Excerpts from an interface dataset
◆ ◆ ◆ ◆ ◆
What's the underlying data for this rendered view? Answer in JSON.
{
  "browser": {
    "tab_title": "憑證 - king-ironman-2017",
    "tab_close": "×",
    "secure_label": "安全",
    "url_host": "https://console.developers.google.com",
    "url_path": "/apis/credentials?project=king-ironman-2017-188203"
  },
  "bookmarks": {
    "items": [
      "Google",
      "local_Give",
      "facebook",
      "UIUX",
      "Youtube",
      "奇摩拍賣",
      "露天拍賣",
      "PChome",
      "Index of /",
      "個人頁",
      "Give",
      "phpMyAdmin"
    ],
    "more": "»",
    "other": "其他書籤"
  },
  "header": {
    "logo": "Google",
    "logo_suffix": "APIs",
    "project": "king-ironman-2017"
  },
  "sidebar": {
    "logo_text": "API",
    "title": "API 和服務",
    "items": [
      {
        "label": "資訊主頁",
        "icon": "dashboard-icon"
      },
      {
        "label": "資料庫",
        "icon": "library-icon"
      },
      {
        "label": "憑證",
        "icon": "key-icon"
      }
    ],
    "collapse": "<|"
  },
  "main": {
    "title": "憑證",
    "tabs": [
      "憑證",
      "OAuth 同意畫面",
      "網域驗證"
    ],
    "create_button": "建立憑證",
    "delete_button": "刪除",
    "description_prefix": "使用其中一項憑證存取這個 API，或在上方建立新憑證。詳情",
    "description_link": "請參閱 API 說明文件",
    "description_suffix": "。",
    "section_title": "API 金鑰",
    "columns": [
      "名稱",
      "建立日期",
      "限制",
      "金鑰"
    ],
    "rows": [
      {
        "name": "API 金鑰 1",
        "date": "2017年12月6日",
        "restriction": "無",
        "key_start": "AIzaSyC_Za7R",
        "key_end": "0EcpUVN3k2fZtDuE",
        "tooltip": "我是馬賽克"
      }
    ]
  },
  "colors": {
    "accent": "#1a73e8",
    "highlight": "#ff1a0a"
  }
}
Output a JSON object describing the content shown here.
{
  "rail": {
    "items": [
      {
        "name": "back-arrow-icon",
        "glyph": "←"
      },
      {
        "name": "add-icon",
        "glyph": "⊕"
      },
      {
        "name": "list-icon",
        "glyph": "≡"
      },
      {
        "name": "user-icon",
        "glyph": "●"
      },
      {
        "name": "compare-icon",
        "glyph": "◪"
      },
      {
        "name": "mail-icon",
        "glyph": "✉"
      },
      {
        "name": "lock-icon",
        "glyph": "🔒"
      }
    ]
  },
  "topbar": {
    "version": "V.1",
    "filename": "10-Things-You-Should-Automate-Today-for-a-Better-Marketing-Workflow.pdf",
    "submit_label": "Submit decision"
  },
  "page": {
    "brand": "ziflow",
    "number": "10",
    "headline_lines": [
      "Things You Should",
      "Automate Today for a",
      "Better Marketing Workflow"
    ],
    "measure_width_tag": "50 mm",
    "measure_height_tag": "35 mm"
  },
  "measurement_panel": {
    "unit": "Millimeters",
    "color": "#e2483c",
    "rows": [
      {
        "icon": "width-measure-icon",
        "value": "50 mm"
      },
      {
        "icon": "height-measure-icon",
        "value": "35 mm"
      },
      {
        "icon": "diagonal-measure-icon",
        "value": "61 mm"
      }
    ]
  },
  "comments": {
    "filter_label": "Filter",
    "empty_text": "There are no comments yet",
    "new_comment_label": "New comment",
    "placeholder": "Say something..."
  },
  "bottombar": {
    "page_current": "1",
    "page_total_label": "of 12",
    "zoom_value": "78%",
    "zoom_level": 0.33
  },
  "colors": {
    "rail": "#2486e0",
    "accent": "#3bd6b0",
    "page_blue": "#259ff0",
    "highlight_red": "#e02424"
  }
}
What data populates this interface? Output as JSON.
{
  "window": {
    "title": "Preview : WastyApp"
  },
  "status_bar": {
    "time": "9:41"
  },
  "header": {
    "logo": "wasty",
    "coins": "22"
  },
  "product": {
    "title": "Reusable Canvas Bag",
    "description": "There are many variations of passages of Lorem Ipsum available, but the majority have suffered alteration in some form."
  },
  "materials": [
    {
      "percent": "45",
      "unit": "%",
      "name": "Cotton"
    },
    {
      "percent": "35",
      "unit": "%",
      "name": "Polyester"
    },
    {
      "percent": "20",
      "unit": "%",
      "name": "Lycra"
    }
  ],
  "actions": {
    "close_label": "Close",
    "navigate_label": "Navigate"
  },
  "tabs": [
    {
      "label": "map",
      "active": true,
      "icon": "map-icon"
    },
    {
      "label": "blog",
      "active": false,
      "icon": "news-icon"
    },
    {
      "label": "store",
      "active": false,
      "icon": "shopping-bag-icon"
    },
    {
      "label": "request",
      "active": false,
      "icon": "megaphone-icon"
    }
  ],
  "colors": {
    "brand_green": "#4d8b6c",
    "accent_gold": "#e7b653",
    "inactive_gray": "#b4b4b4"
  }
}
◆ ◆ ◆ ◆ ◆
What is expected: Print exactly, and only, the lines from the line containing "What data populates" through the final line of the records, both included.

Solution below:
What data populates this interface? Output as JSON.
{
  "window": {
    "title": "Preview : WastyApp"
  },
  "status_bar": {
    "time": "9:41"
  },
  "header": {
    "logo": "wasty",
    "coins": "22"
  },
  "product": {
    "title": "Reusable Canvas Bag",
    "description": "There are many variations of passages of Lorem Ipsum available, but the majority have suffered alteration in some form."
  },
  "materials": [
    {
      "percent": "45",
      "unit": "%",
      "name": "Cotton"
    },
    {
      "percent": "35",
      "unit": "%",
      "name": "Polyester"
    },
    {
      "percent": "20",
      "unit": "%",
      "name": "Lycra"
    }
  ],
  "actions": {
    "close_label": "Close",
    "navigate_label": "Navigate"
  },
  "tabs": [
    {
      "label": "map",
      "active": true,
      "icon": "map-icon"
    },
    {
      "label": "blog",
      "active": false,
      "icon": "news-icon"
    },
    {
      "label": "store",
      "active": false,
      "icon": "shopping-bag-icon"
    },
    {
      "label": "request",
      "active": false,
      "icon": "megaphone-icon"
    }
  ],
  "colors": {
    "brand_green": "#4d8b6c",
    "accent_gold": "#e7b653",
    "inactive_gray": "#b4b4b4"
  }
}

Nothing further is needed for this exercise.